Start of RECORD EXCERPTS

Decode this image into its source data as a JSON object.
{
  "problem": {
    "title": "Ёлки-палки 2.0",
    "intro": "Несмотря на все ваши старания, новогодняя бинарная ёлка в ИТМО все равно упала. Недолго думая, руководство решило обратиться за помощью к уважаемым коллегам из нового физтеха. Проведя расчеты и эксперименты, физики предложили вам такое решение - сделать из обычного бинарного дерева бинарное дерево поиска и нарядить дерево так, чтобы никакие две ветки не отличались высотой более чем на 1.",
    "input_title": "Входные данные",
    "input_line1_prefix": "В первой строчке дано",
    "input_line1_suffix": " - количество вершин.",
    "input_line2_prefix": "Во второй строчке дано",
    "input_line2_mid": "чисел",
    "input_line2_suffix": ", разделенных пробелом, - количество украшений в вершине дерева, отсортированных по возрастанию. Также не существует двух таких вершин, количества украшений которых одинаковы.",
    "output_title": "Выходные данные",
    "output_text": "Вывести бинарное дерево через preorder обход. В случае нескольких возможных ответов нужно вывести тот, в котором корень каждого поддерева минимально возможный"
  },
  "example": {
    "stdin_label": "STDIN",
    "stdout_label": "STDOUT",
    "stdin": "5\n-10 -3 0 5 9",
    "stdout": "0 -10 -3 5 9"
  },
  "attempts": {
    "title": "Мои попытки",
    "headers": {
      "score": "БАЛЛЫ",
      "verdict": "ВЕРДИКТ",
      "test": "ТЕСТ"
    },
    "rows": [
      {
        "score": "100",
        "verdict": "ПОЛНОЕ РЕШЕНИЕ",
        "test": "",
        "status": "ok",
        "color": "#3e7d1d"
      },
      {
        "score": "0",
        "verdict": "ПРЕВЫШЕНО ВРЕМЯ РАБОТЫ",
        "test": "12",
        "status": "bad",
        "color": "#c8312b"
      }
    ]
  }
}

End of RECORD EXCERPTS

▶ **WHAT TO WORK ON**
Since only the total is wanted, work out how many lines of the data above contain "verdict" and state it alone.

▶ **RESPONSE TO THIS TASK**
3